> [Problem description]
Please give the records below back in full, exactly as shown.

######

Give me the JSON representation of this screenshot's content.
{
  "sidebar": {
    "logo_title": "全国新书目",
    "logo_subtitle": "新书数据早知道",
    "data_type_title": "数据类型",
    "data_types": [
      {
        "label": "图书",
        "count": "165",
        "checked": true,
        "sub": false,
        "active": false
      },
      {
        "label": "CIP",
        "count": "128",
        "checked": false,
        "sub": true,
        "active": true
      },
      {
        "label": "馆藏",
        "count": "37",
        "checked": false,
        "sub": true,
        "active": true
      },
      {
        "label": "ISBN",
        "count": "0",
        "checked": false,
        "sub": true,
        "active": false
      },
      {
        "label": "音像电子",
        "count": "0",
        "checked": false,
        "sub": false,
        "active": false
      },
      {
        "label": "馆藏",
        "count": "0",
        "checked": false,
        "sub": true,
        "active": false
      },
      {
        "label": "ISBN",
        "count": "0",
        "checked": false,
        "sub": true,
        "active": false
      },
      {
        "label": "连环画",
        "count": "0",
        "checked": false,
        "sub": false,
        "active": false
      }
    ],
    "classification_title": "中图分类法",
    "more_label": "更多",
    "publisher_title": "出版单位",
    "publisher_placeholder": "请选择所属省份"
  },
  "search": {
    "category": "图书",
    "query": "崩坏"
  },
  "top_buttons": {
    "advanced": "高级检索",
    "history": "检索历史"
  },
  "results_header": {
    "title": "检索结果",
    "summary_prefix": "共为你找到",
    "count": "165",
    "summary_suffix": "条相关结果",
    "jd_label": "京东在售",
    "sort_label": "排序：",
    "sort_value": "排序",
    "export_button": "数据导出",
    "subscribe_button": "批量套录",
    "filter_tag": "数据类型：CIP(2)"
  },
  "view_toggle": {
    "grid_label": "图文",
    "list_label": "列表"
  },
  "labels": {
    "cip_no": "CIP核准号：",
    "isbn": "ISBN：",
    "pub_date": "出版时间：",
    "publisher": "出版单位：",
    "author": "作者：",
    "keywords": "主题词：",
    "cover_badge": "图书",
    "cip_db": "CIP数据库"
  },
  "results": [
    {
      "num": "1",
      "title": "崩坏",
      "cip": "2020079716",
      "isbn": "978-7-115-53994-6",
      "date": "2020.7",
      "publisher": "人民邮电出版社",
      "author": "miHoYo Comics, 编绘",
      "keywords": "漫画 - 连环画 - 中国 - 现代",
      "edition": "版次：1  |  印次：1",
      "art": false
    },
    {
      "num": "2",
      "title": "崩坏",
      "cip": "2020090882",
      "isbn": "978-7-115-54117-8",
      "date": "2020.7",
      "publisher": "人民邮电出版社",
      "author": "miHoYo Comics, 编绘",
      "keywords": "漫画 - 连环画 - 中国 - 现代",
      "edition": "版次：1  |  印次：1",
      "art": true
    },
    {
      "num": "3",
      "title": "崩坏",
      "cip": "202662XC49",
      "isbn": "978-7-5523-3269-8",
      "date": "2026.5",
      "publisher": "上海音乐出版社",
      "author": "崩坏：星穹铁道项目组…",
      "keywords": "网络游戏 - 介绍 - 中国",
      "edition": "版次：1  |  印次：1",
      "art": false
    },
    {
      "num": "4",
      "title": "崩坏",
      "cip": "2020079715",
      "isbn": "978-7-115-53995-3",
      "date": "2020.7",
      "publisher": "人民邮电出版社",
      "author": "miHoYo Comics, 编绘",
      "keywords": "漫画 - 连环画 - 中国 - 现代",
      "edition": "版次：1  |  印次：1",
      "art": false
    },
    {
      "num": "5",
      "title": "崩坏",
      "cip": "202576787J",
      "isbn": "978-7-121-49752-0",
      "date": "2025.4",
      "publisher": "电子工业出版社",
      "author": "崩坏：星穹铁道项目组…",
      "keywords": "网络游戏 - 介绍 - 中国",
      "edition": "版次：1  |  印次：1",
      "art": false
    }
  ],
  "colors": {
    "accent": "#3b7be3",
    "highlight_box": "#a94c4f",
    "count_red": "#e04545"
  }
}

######

> [Expected output]
Give me the JSON representation of this screenshot's content.
{
  "sidebar": {
    "logo_title": "全国新书目",
    "logo_subtitle": "新书数据早知道",
    "data_type_title": "数据类型",
    "data_types": [
      {
        "label": "图书",
        "count": "165",
        "checked": true,
        "sub": false,
        "active": false
      },
      {
        "label": "CIP",
        "count": "128",
        "checked": false,
        "sub": true,
        "active": true
      },
      {
        "label": "馆藏",
        "count": "37",
        "checked": false,
        "sub": true,
        "active": true
      },
      {
        "label": "ISBN",
        "count": "0",
        "checked": false,
        "sub": true,
        "active": false
      },
      {
        "label": "音像电子",
        "count": "0",
        "checked": false,
        "sub": false,
        "active": false
      },
      {
        "label": "馆藏",
        "count": "0",
        "checked": false,
        "sub": true,
        "active": false
      },
      {
        "label": "ISBN",
        "count": "0",
        "checked": false,
        "sub": true,
        "active": false
      },
      {
        "label": "连环画",
        "count": "0",
        "checked": false,
        "sub": false,
        "active": false
      }
    ],
    "classification_title": "中图分类法",
    "more_label": "更多",
    "publisher_title": "出版单位",
    "publisher_placeholder": "请选择所属省份"
  },
  "search": {
    "category": "图书",
    "query": "崩坏"
  },
  "top_buttons": {
    "advanced": "高级检索",
    "history": "检索历史"
  },
  "results_header": {
    "title": "检索结果",
    "summary_prefix": "共为你找到",
    "count": "165",
    "summary_suffix": "条相关结果",
    "jd_label": "京东在售",
    "sort_label": "排序：",
    "sort_value": "排序",
    "export_button": "数据导出",
    "subscribe_button": "批量套录",
    "filter_tag": "数据类型：CIP(2)"
  },
  "view_toggle": {
    "grid_label": "图文",
    "list_label": "列表"
  },
  "labels": {
    "cip_no": "CIP核准号：",
    "isbn": "ISBN：",
    "pub_date": "出版时间：",
    "publisher": "出版单位：",
    "author": "作者：",
    "keywords": "主题词：",
    "cover_badge": "图书",
    "cip_db": "CIP数据库"
  },
  "results": [
    {
      "num": "1",
      "title": "崩坏",
      "cip": "2020079716",
      "isbn": "978-7-115-53994-6",
      "date": "2020.7",
      "publisher": "人民邮电出版社",
      "author": "miHoYo Comics, 编绘",
      "keywords": "漫画 - 连环画 - 中国 - 现代",
      "edition": "版次：1  |  印次：1",
      "art": false
    },
    {
      "num": "2",
      "title": "崩坏",
      "cip": "2020090882",
      "isbn": "978-7-115-54117-8",
      "date": "2020.7",
      "publisher": "人民邮电出版社",
      "author": "miHoYo Comics, 编绘",
      "keywords": "漫画 - 连环画 - 中国 - 现代",
      "edition": "版次：1  |  印次：1",
      "art": true
    },
    {
      "num": "3",
      "title": "崩坏",
      "cip": "202662XC49",
      "isbn": "978-7-5523-3269-8",
      "date": "2026.5",
      "publisher": "上海音乐出版社",
      "author": "崩坏：星穹铁道项目组…",
      "keywords": "网络游戏 - 介绍 - 中国",
      "edition": "版次：1  |  印次：1",
      "art": false
    },
    {
      "num": "4",
      "title": "崩坏",
      "cip": "2020079715",
      "isbn": "978-7-115-53995-3",
      "date": "2020.7",
      "publisher": "人民邮电出版社",
      "author": "miHoYo Comics, 编绘",
      "keywords": "漫画 - 连环画 - 中国 - 现代",
      "edition": "版次：1  |  印次：1",
      "art": false
    },
    {
      "num": "5",
      "title": "崩坏",
      "cip": "202576787J",
      "isbn": "978-7-121-49752-0",
      "date": "2025.4",
      "publisher": "电子工业出版社",
      "author": "崩坏：星穹铁道项目组…",
      "keywords": "网络游戏 - 介绍 - 中国",
      "edition": "版次：1  |  印次：1",
      "art": false
    }
  ],
  "colors": {
    "accent": "#3b7be3",
    "highlight_box": "#a94c4f",
    "count_red": "#e04545"
  }
}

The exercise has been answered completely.